Just a week after California Gov. Gavin Newsom announced there are no state restrictions that prohibit a return to college sports, the Pac-12 CEO Group is set to meet with school officials to decide whether or not it will alter its previous commitment to postpone all sports for the rest of the calendar year.
“We plan to reconvene this coming Thursday, September 24 to make a decision regarding possible return to play prior to January 1,” said the Pac-12 CEO Group in a Sept. 18 statement. “The health and safety of our student-athletes and all those connected to Pac-12 sports will continue to be our number one priority in all of our decision-making.”
The Pac-12’s plans for the fall 2020 season, while seemingly definitive in August, clearly have changed alongside the landscape of the COVID-19 pandemic.

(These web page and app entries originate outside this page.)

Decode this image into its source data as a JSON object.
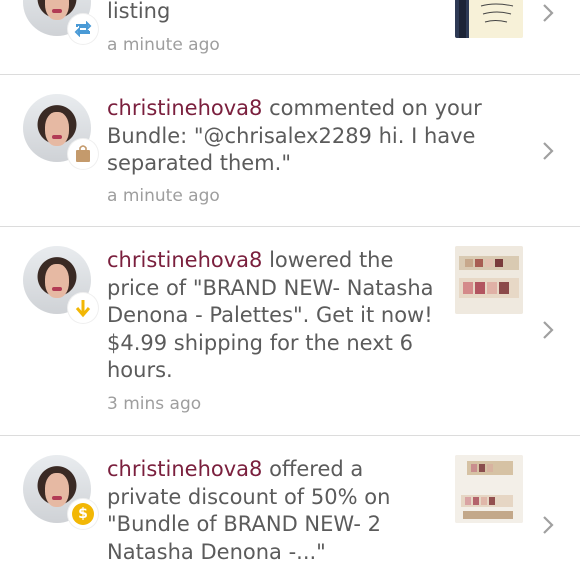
{
  "items": [
    {
      "message": "listing",
      "time": "a minute ago",
      "badge_icon": "repost-icon",
      "badge_color": "#4a9ad6"
    },
    {
      "username": "christinehova8",
      "message": " commented on your Bundle: \"@chrisalex2289 hi. I have separated them.\"",
      "time": "a minute ago",
      "badge_icon": "shopping-bag-icon",
      "badge_color": "#c49a6c"
    },
    {
      "username": "christinehova8",
      "message": " lowered the price of \"BRAND NEW- Natasha Denona - Palettes\". Get it now! $4.99 shipping for the next 6 hours.",
      "time": "3 mins ago",
      "badge_icon": "arrow-down-icon",
      "badge_color": "#f2b705"
    },
    {
      "username": "christinehova8",
      "message": " offered a private discount of 50% on \"Bundle of BRAND NEW- 2 Natasha Denona -...\"",
      "time": "",
      "badge_icon": "dollar-icon",
      "badge_color": "#f2b705"
    }
  ],
  "colors": {
    "username": "#7a1f3d",
    "divider": "#dcdcdc",
    "time": "#9e9e9e"
  }
}
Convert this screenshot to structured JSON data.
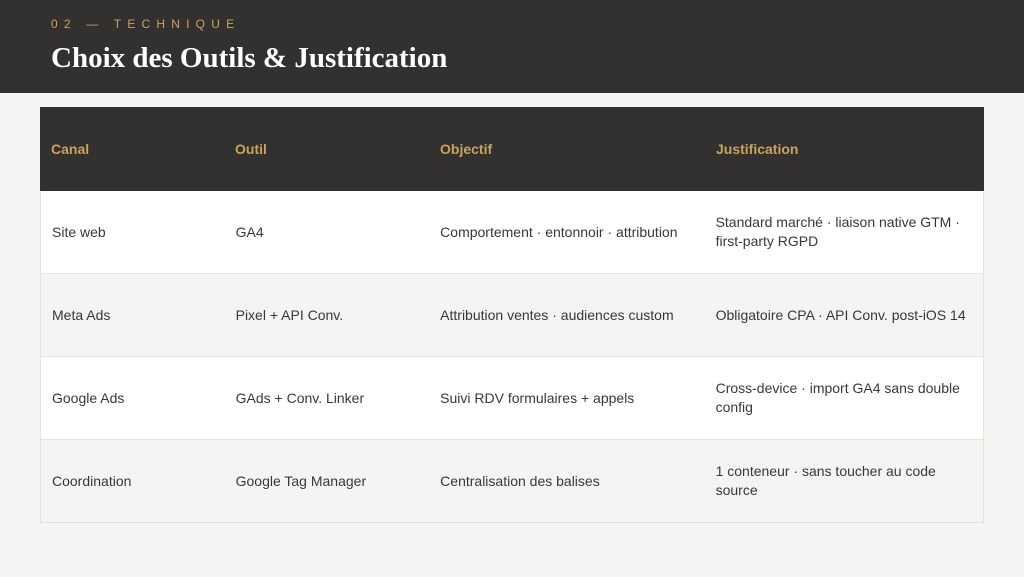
{
  "header": {
    "eyebrow": "02 — TECHNIQUE",
    "title": "Choix des Outils & Justification"
  },
  "table": {
    "columns": [
      "Canal",
      "Outil",
      "Objectif",
      "Justification"
    ],
    "rows": [
      [
        "Site web",
        "GA4",
        "Comportement · entonnoir · attribution",
        "Standard marché · liaison native GTM · first-party RGPD"
      ],
      [
        "Meta Ads",
        "Pixel + API Conv.",
        "Attribution ventes · audiences custom",
        "Obligatoire CPA · API Conv. post-iOS 14"
      ],
      [
        "Google Ads",
        "GAds + Conv. Linker",
        "Suivi RDV formulaires + appels",
        "Cross-device · import GA4 sans double config"
      ],
      [
        "Coordination",
        "Google Tag Manager",
        "Centralisation des balises",
        "1 conteneur · sans toucher au code source"
      ]
    ]
  },
  "colors": {
    "header_bg": "#323130",
    "accent": "#c9a25f",
    "row_alt": "#f5f4f2",
    "text": "#3a3836"
  }
}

The Big Ten Conference’s Sept. 16 decision to return to play, Newsom’s recent statement about college athletics and an improved COVID-19 testing partnership will all have a significant effect on this week’s Pac-12 vote.
Yet despite plans to vote, Pac-12 Commissioner Larry Scott said he isn’t expecting a final decision this week. And that makes sense. After all, if sports return in 2020, there will be an incredibly complex web of interests and needs that each school must meet — especially for football.
In interviews with The Athletic, many unnamed Pac-12 football coaches insisted that after a decision is made, they will need at least eight weeks before their teams are ready to compete. This time frame would put a start date around Nov. 24.
One month of football in 2020 directly scheduled around the holiday season would be a tough task to take on, though not necessarily insurmountable. But a fall football season is logistically complicated beyond the time necessary for teams to return to physical form.
Athletes who have opted out of voluntary practices would need to return to campus and quarantine before returning to the field. Furthermore, while teams may play up to eight games this season upon returning, this is a relatively small number of matchups to be considered for the College Football Playoff, or even an elite bowl game.
The Pac-12’s imminent choice will not come easy. But as it’s the only Power Five conference without a return date set in stone, the college football world will be watching with critical eyes.